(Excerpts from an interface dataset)

══════════════════════════════

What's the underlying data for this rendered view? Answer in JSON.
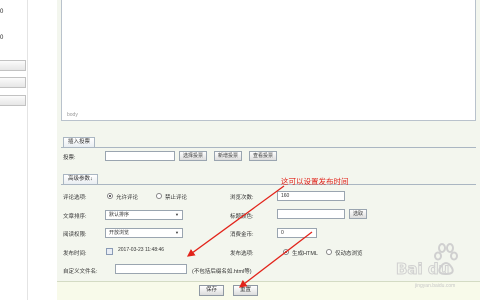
{
  "sidebar": {
    "numbers": [
      "0",
      "0"
    ]
  },
  "editor": {
    "path": "body"
  },
  "insert_section": {
    "tab_label": "插入投票",
    "vote_label": "投票:",
    "vote_value": "",
    "buttons": [
      "选择投票",
      "新增投票",
      "查看投票"
    ]
  },
  "advanced_section": {
    "tab_label": "高级参数↓",
    "comment_label": "评论选项:",
    "comment_options": [
      "允许评论",
      "禁止评论"
    ],
    "comment_selected": 0,
    "views_label": "浏览次数:",
    "views_value": "160",
    "recommend_label": "文章排序:",
    "recommend_value": "默认排序",
    "title_color_label": "标题颜色:",
    "title_color_value": "",
    "title_color_button": "选取",
    "read_label": "阅读权限:",
    "read_value": "开放浏览",
    "cost_label": "消费金币:",
    "cost_value": "0",
    "pubtime_label": "发布时间:",
    "pubtime_value": "2017-03-23 11:48:46",
    "publish_label": "发布选项:",
    "publish_options": [
      "生成HTML",
      "仅动态浏览"
    ],
    "publish_selected": 0,
    "filename_label": "自定义文件名:",
    "filename_value": "",
    "filename_hint": "(不包括后缀名如.html等)"
  },
  "annotation": {
    "text": "这可以设置发布时间",
    "color": "#e2231a"
  },
  "footer": {
    "save_label": "保存",
    "reset_label": "重置"
  },
  "watermark": {
    "brand": "Bai du",
    "sub": "jingyan.baidu.com"
  }
}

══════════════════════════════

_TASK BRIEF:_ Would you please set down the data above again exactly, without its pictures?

_RESULT OF THIS TASK:_
What's the underlying data for this rendered view? Answer in JSON.
{
  "sidebar": {
    "numbers": [
      "0",
      "0"
    ]
  },
  "editor": {
    "path": "body"
  },
  "insert_section": {
    "tab_label": "插入投票",
    "vote_label": "投票:",
    "vote_value": "",
    "buttons": [
      "选择投票",
      "新增投票",
      "查看投票"
    ]
  },
  "advanced_section": {
    "tab_label": "高级参数↓",
    "comment_label": "评论选项:",
    "comment_options": [
      "允许评论",
      "禁止评论"
    ],
    "comment_selected": 0,
    "views_label": "浏览次数:",
    "views_value": "160",
    "recommend_label": "文章排序:",
    "recommend_value": "默认排序",
    "title_color_label": "标题颜色:",
    "title_color_value": "",
    "title_color_button": "选取",
    "read_label": "阅读权限:",
    "read_value": "开放浏览",
    "cost_label": "消费金币:",
    "cost_value": "0",
    "pubtime_label": "发布时间:",
    "pubtime_value": "2017-03-23 11:48:46",
    "publish_label": "发布选项:",
    "publish_options": [
      "生成HTML",
      "仅动态浏览"
    ],
    "publish_selected": 0,
    "filename_label": "自定义文件名:",
    "filename_value": "",
    "filename_hint": "(不包括后缀名如.html等)"
  },
  "annotation": {
    "text": "这可以设置发布时间",
    "color": "#e2231a"
  },
  "footer": {
    "save_label": "保存",
    "reset_label": "重置"
  },
  "watermark": {
    "brand": "Bai du",
    "sub": "jingyan.baidu.com"
  }
}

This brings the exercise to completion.